> Her endo gets back on Monday. I obviously have to raise
> her pre-dinner rates and up, and her rate before 2:30 am 
> down. I just don't know for how much before 2:30 am I 
> should lower it, and if I raise it up before dinner and just
> after, this will also affect her 2:30am reading. I welcome 
> any suggestion from someone who is real experienced 
> with the pump and children. It is tuff being a "Newbie."

The tough part is that you must learn to accurately profile her basal 
requirements. You endo can't live with you. The day to day management 
must become your 'task' if you wish your daughter to have good 
control. Your list mates can offer suggestions and guidance, but you 
must do the work.

Re-read the sections in Pumping Insulin on how to profile basal 
requirements. Read the HOWTO's on the web site.

A quick re-cap.

It's nice if you can start by stabalizing night times. Skip dinner 
(she can eat at 3 or so)
Start by fasting 5 hours then begin measuring bg's every 2 hours 
until she goes to bed. Wake her after 2 hours and check bg's.
Let her sleep 4 hours and check again. Check in the morning.

You can continue the test if she gets a 'little' low and you can 
correct with glucose "for which you know the bg rise". Other wise, 
make a small adjustment in basals to compensate for the low and try 
again another night. If she gets high, over 180, give up for the 
evening, adjust a small amount and try again some other night.

Once you make it throught the night, repeat the procedure a couple of 
days later except wake her after 4 hours of sleep in the middle of 
the night.

You should be able to get repeatable bg rise/fall by doing the test 
sequence again on another night. Don't do them back to back or you 
will tire her out and the bg reading will not be good. Don't try to 
wake her every 2 hours for the same reason.

Don't skip 2 meals, do other periods of the day on a different day.

It may take several weeks to get it all right. Don't be in a hurry, 
it won't help. Usually, however, the adjustments needed will be small 
and obvious. All the testing can then be done in a few days.

Remember, kids have growth spurts and their insulin requirements may 
change rapidly and by a lot.

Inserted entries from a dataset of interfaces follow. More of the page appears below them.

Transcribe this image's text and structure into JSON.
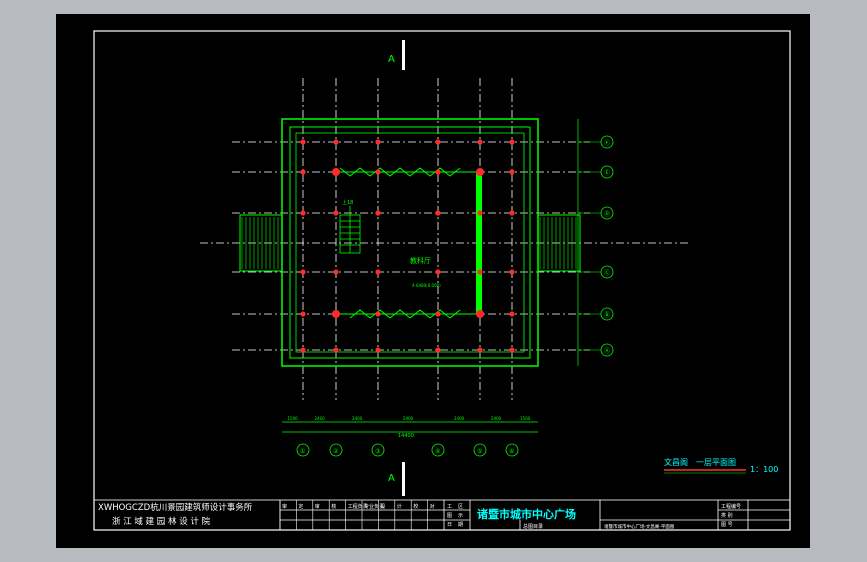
{
  "drawing": {
    "section_marker": "A",
    "room_label": "教科厅",
    "note_text": "4-6480(0.000)",
    "title": "文昌阁　一层平面图",
    "scale": "1：100",
    "axis_numbers": [
      "①",
      "②",
      "③",
      "④",
      "⑤",
      "⑥"
    ],
    "axis_letters": [
      "Ⓕ",
      "Ⓔ",
      "Ⓓ",
      "Ⓒ",
      "Ⓑ",
      "Ⓐ"
    ],
    "dim_labels": [
      "1500",
      "2400",
      "2400",
      "2400",
      "2400",
      "2400",
      "1500"
    ],
    "total_dim": "14400",
    "stair_label": "上18"
  },
  "title_block": {
    "company_line1": "XWHOGCZD杭川景园建筑师设计事务所",
    "company_line2": "浙 江 域 建 园 林 设 计 院",
    "header_cells": [
      "审",
      "定",
      "审",
      "核",
      "工程负责",
      "专业负责",
      "设",
      "计",
      "校",
      "对"
    ],
    "side_cells": [
      "工",
      "区",
      "图",
      "示",
      "日",
      "期"
    ],
    "project_name": "诸暨市城市中心广场",
    "phase": "总图目录",
    "subtitle": "诸暨市城市中心广场·文昌阁·平面图",
    "right_labels": [
      "工程编号",
      "类 别",
      "图 号"
    ]
  },
  "colors": {
    "wall": "#00ff00",
    "axis": "#ffffff",
    "column": "#ff2a2a",
    "text_label": "#00ffff",
    "title_block": "#ffffff"
  }
}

It is hard to be aggressive, but watch 
for a pattern of highs or lows and make the appropriate changes to 
ratios or basal requirements based on hard data.

Michael ( dad of Lily age 16, pumping 4+ years )
email @ redacted
Insulin Pumpers website http://www.insulin-pumpers.org/
for mail subscription assistance, contact: HELP@insulin-pumpers.org